Taylor does not bring with him a resume packed with recruiting accolades but he did recruit Love to Stanford along with wide receiver J.J. Arcega-Whiteside, 4-star defensive end Ryan Johnson and 4-star offensive lineman Clark Yarbrough so it is clear that he is able to attract top talent not only to just his position, but to any position. He was also named FootballScoop.com’s RB Coach of the Year in 2015 backing up his coaching credentials. Notre Dame’s Tommy Rees won their QB coach of the year award this season.
The recruiting experience that Taylor gained at Stanford gives him the kind of perspective on recruiting that other young coaches simply don’t have without recruiting at a place like Notre Dame or Stanford where academic restrictions make things just a bit more difficult.
Taylor was supposed to interview for the position earlier this week, but inclement weather forced his interview back a few days to Saturday. Apparently it didn’t take Brian Kelly long to know that Taylor was his guy. The other finalist for the position was reportedly Mike Hart. The former Michigan star running back has his star on the rise on the coaching front now as the RB coach at Indiana.

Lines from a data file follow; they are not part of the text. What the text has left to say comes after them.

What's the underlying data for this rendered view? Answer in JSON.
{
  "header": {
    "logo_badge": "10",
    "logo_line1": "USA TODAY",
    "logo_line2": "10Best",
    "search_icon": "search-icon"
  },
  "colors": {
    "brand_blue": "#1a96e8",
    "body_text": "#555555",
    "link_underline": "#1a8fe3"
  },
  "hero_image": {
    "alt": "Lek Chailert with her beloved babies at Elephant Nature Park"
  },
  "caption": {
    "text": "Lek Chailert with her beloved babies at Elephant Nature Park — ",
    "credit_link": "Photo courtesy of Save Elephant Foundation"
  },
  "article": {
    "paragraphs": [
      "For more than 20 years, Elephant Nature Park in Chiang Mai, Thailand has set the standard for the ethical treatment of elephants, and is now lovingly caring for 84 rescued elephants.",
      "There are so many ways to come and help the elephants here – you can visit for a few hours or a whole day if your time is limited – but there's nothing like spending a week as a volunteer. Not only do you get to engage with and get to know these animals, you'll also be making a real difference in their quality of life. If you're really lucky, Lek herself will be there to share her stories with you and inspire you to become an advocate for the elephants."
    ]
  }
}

It will be interesting to see what territory Taylor is given on the recruiting front. Notre Dame deemphasized Florida, Denson’s old territory, in the 2019 cycle and focused their efforts on Georgia. Brian Kelly said it was a strategic decision by him, but didn’t say whether or not the subpar returns from the state under Denson factored into that strategic decision.
The bar is actually quite low for Taylor when it comes to being able to exceed his predecessor. Notre Dame did not land a single consensus 4-star running back under Denson’s watch. The Irish are currently well positioned to change that with the class of 2020 as they eye adding an elite back or two with AJ Henning and Chris Tyree two of the bigger names they are currently heavily recruiting.
The bar is quite high when it comes to producing a strong onfield product for Taylor though. No Notre Dame running back has lost a fumble since the 2015 season. In fact, the current streak stands at 40 games without a running back losing a fumble for Notre Dame.
Taylor will also be tasked with sorting through a Notre Dame depth chart that is full of some promise but in its current state doesn’t appear to have anyone like McCaffrey or Love. Jafar Armstrong, Tony Jones, Avery Davis, Jahmir Smith, C’bo Flemister, and early enrollee Kyren Williams give Taylor some options, but it is pretty clear that he will have his work cut out for him in spring and fall camp to identify the heir to Dexter Williams and how to divide the carries amongst a largely unproven group.
Taylor’s first test, however, will come on the recruiting where he will likely be thrown right into the fire the second he clears Notre Dame HR and NCAA clearance.